- _TASK TO CARRY OUT_: Scan the material for the word "JSON" and return every matching line.

- _GIVEN ENTRIES_:
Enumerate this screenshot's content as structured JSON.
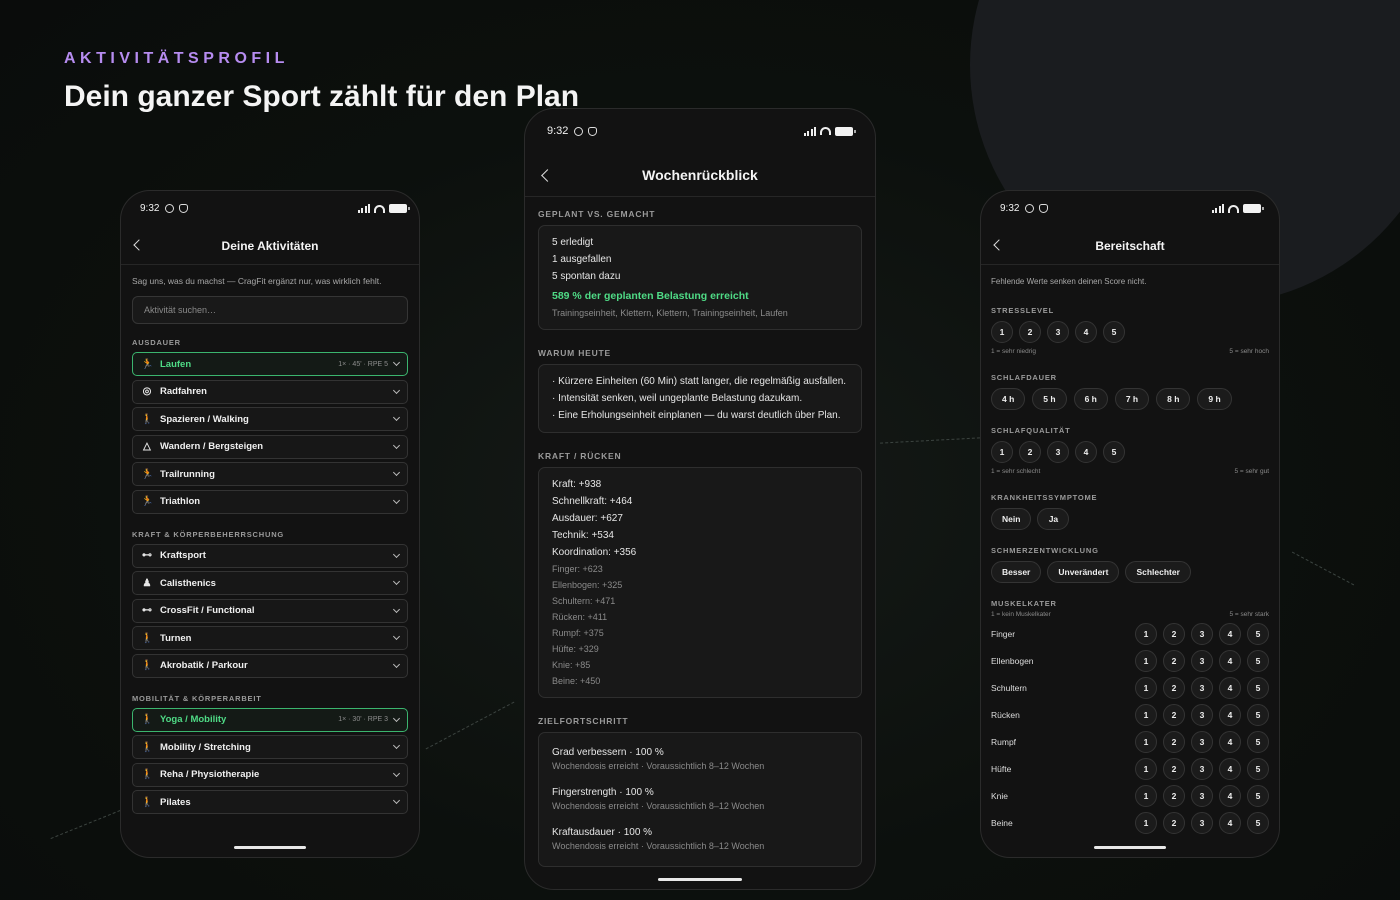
{
  "eyebrow": "AKTIVITÄTSPROFIL",
  "headline": "Dein ganzer Sport zählt für den Plan",
  "status_time": "9:32",
  "activities": {
    "title": "Deine Aktivitäten",
    "intro": "Sag uns, was du machst — CragFit ergänzt nur, was wirklich fehlt.",
    "search_placeholder": "Aktivität suchen…",
    "sections": [
      {
        "heading": "AUSDAUER",
        "items": [
          {
            "label": "Laufen",
            "icon": "running-icon",
            "glyph": "🏃",
            "selected": true,
            "meta": "1× · 45' · RPE 5"
          },
          {
            "label": "Radfahren",
            "icon": "cycling-icon",
            "glyph": "◎"
          },
          {
            "label": "Spazieren / Walking",
            "icon": "walking-icon",
            "glyph": "🚶"
          },
          {
            "label": "Wandern / Bergsteigen",
            "icon": "mountain-icon",
            "glyph": "△"
          },
          {
            "label": "Trailrunning",
            "icon": "running-icon",
            "glyph": "🏃"
          },
          {
            "label": "Triathlon",
            "icon": "running-icon",
            "glyph": "🏃"
          }
        ]
      },
      {
        "heading": "KRAFT & KÖRPERBEHERRSCHUNG",
        "items": [
          {
            "label": "Kraftsport",
            "icon": "dumbbell-icon",
            "glyph": "⊷"
          },
          {
            "label": "Calisthenics",
            "icon": "body-icon",
            "glyph": "♟"
          },
          {
            "label": "CrossFit / Functional",
            "icon": "dumbbell-icon",
            "glyph": "⊷"
          },
          {
            "label": "Turnen",
            "icon": "person-icon",
            "glyph": "🚶"
          },
          {
            "label": "Akrobatik / Parkour",
            "icon": "person-icon",
            "glyph": "🚶"
          }
        ]
      },
      {
        "heading": "MOBILITÄT & KÖRPERARBEIT",
        "items": [
          {
            "label": "Yoga / Mobility",
            "icon": "person-icon",
            "glyph": "🚶",
            "selected": true,
            "meta": "1× · 30' · RPE 3"
          },
          {
            "label": "Mobility / Stretching",
            "icon": "person-icon",
            "glyph": "🚶"
          },
          {
            "label": "Reha / Physiotherapie",
            "icon": "person-icon",
            "glyph": "🚶"
          },
          {
            "label": "Pilates",
            "icon": "person-icon",
            "glyph": "🚶"
          }
        ]
      }
    ]
  },
  "review": {
    "title": "Wochenrückblick",
    "planned_heading": "GEPLANT VS. GEMACHT",
    "planned_lines": [
      "5 erledigt",
      "1 ausgefallen",
      "5 spontan dazu"
    ],
    "load_text": "589 % der geplanten Belastung erreicht",
    "sessions_text": "Trainingseinheit, Klettern, Klettern, Trainingseinheit, Laufen",
    "why_heading": "WARUM HEUTE",
    "why_lines": [
      "· Kürzere Einheiten (60 Min) statt langer, die regelmäßig ausfallen.",
      "· Intensität senken, weil ungeplante Belastung dazukam.",
      "· Eine Erholungseinheit einplanen — du warst deutlich über Plan."
    ],
    "strength_heading": "KRAFT / RÜCKEN",
    "strength_main": [
      "Kraft: +938",
      "Schnellkraft: +464",
      "Ausdauer: +627",
      "Technik: +534",
      "Koordination: +356"
    ],
    "strength_parts": [
      "Finger: +623",
      "Ellenbogen: +325",
      "Schultern: +471",
      "Rücken: +411",
      "Rumpf: +375",
      "Hüfte: +329",
      "Knie: +85",
      "Beine: +450"
    ],
    "goal_heading": "ZIELFORTSCHRITT",
    "goals": [
      {
        "title": "Grad verbessern · 100 %",
        "sub": "Wochendosis erreicht · Voraussichtlich 8–12 Wochen"
      },
      {
        "title": "Fingerstrength · 100 %",
        "sub": "Wochendosis erreicht · Voraussichtlich 8–12 Wochen"
      },
      {
        "title": "Kraftausdauer · 100 %",
        "sub": "Wochendosis erreicht · Voraussichtlich 8–12 Wochen"
      }
    ]
  },
  "readiness": {
    "title": "Bereitschaft",
    "intro": "Fehlende Werte senken deinen Score nicht.",
    "stress_heading": "STRESSLEVEL",
    "stress_options": [
      "1",
      "2",
      "3",
      "4",
      "5"
    ],
    "stress_low": "1 = sehr niedrig",
    "stress_high": "5 = sehr hoch",
    "sleep_heading": "SCHLAFDAUER",
    "sleep_options": [
      "4 h",
      "5 h",
      "6 h",
      "7 h",
      "8 h",
      "9 h"
    ],
    "quality_heading": "SCHLAFQUALITÄT",
    "quality_options": [
      "1",
      "2",
      "3",
      "4",
      "5"
    ],
    "quality_low": "1 = sehr schlecht",
    "quality_high": "5 = sehr gut",
    "illness_heading": "KRANKHEITSSYMPTOME",
    "illness_options": [
      "Nein",
      "Ja"
    ],
    "pain_heading": "SCHMERZENTWICKLUNG",
    "pain_options": [
      "Besser",
      "Unverändert",
      "Schlechter"
    ],
    "soreness_heading": "MUSKELKATER",
    "soreness_low": "1 = kein Muskelkater",
    "soreness_high": "5 = sehr stark",
    "soreness_options": [
      "1",
      "2",
      "3",
      "4",
      "5"
    ],
    "muscles": [
      "Finger",
      "Ellenbogen",
      "Schultern",
      "Rücken",
      "Rumpf",
      "Hüfte",
      "Knie",
      "Beine"
    ]
  }
}
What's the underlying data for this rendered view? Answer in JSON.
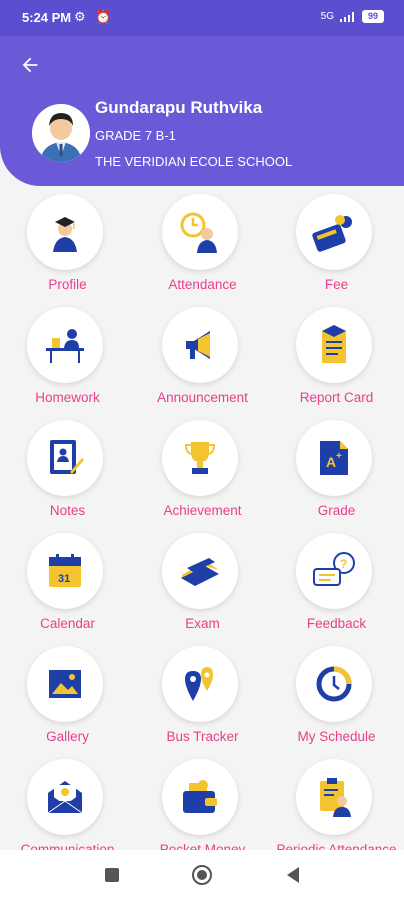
{
  "status": {
    "time": "5:24 PM",
    "left_icons": "⚙ ⏰",
    "signal": "5G",
    "battery": "99"
  },
  "header": {
    "back_icon": "arrow-left-icon",
    "name": "Gundarapu Ruthvika",
    "grade": "GRADE 7 B-1",
    "school": "THE VERIDIAN ECOLE SCHOOL"
  },
  "colors": {
    "primary": "#6a5ad8",
    "label": "#e8408a",
    "icon_blue": "#1f3fa8",
    "icon_yellow": "#f4c430"
  },
  "tiles": [
    {
      "label": "Profile",
      "icon": "graduate-icon"
    },
    {
      "label": "Attendance",
      "icon": "clock-person-icon"
    },
    {
      "label": "Fee",
      "icon": "calculator-money-icon"
    },
    {
      "label": "Homework",
      "icon": "desk-student-icon"
    },
    {
      "label": "Announcement",
      "icon": "megaphone-icon"
    },
    {
      "label": "Report Card",
      "icon": "report-card-icon"
    },
    {
      "label": "Notes",
      "icon": "notes-pen-icon"
    },
    {
      "label": "Achievement",
      "icon": "trophy-icon"
    },
    {
      "label": "Grade",
      "icon": "grade-a-plus-icon"
    },
    {
      "label": "Calendar",
      "icon": "calendar-icon"
    },
    {
      "label": "Exam",
      "icon": "exam-book-icon"
    },
    {
      "label": "Feedback",
      "icon": "chat-bubbles-icon"
    },
    {
      "label": "Gallery",
      "icon": "image-icon"
    },
    {
      "label": "Bus Tracker",
      "icon": "map-pin-icon"
    },
    {
      "label": "My Schedule",
      "icon": "schedule-clock-icon"
    },
    {
      "label": "Communication",
      "icon": "envelope-icon"
    },
    {
      "label": "Pocket Money",
      "icon": "wallet-icon"
    },
    {
      "label": "Periodic Attendance",
      "icon": "clipboard-person-icon"
    }
  ],
  "nav": {
    "recent": "recent-apps-icon",
    "home": "home-icon",
    "back": "back-triangle-icon"
  }
}
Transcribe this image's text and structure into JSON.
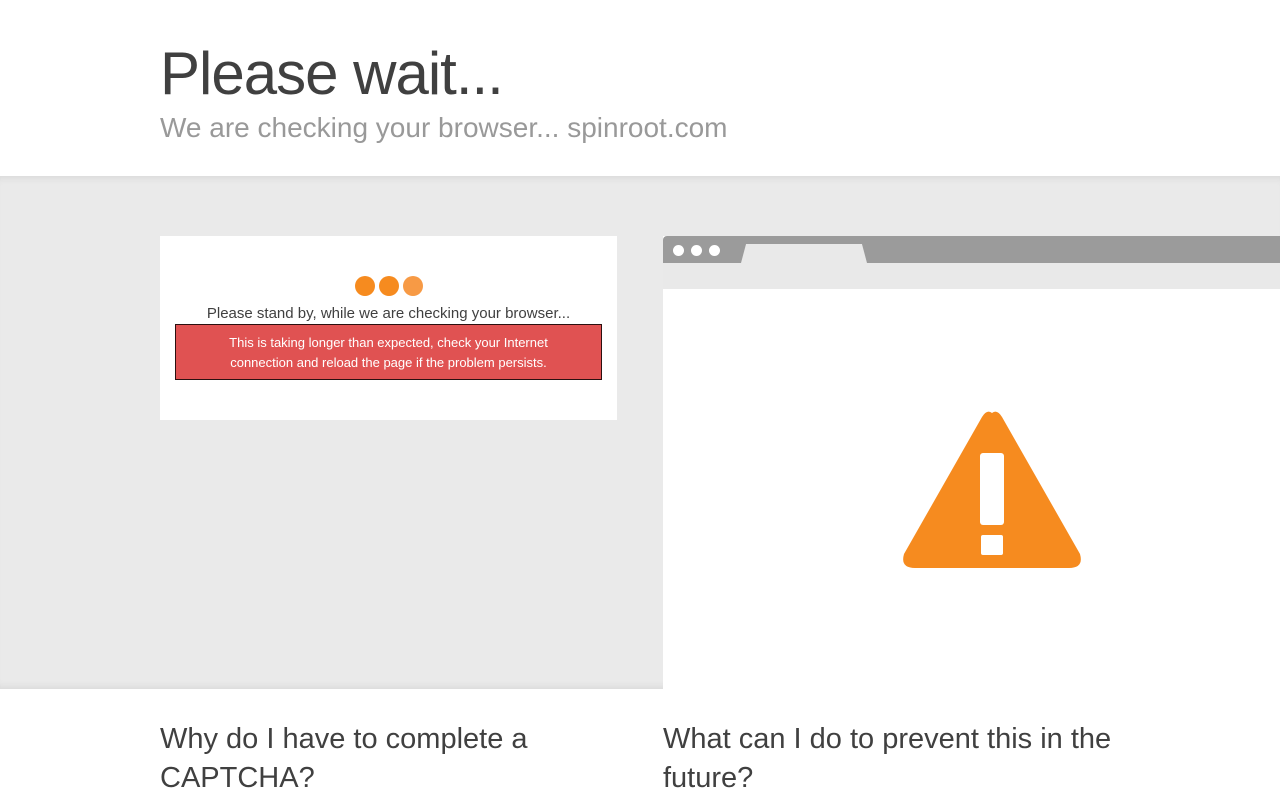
{
  "header": {
    "title": "Please wait...",
    "subtitle": "We are checking your browser... spinroot.com"
  },
  "challenge": {
    "status_text": "Please stand by, while we are checking your browser...",
    "error_line1": "This is taking longer than expected, check your Internet",
    "error_line2": "connection and reload the page if the problem persists."
  },
  "faq": {
    "why_title": "Why do I have to complete a CAPTCHA?",
    "prevent_title": "What can I do to prevent this in the future?"
  },
  "colors": {
    "accent_orange": "#f68b1f",
    "error_red": "#e05252",
    "band_gray": "#eaeaea",
    "browser_bar": "#9b9b9b"
  },
  "icons": {
    "loading": "loading-dots-icon",
    "warning": "warning-triangle-icon"
  }
}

- _SOLUTION TO THIS EXERCISE_:
Enumerate this screenshot's content as structured JSON.
What's the underlying data for this rendered view? Answer in JSON.
Transcribe this image's text and structure into JSON.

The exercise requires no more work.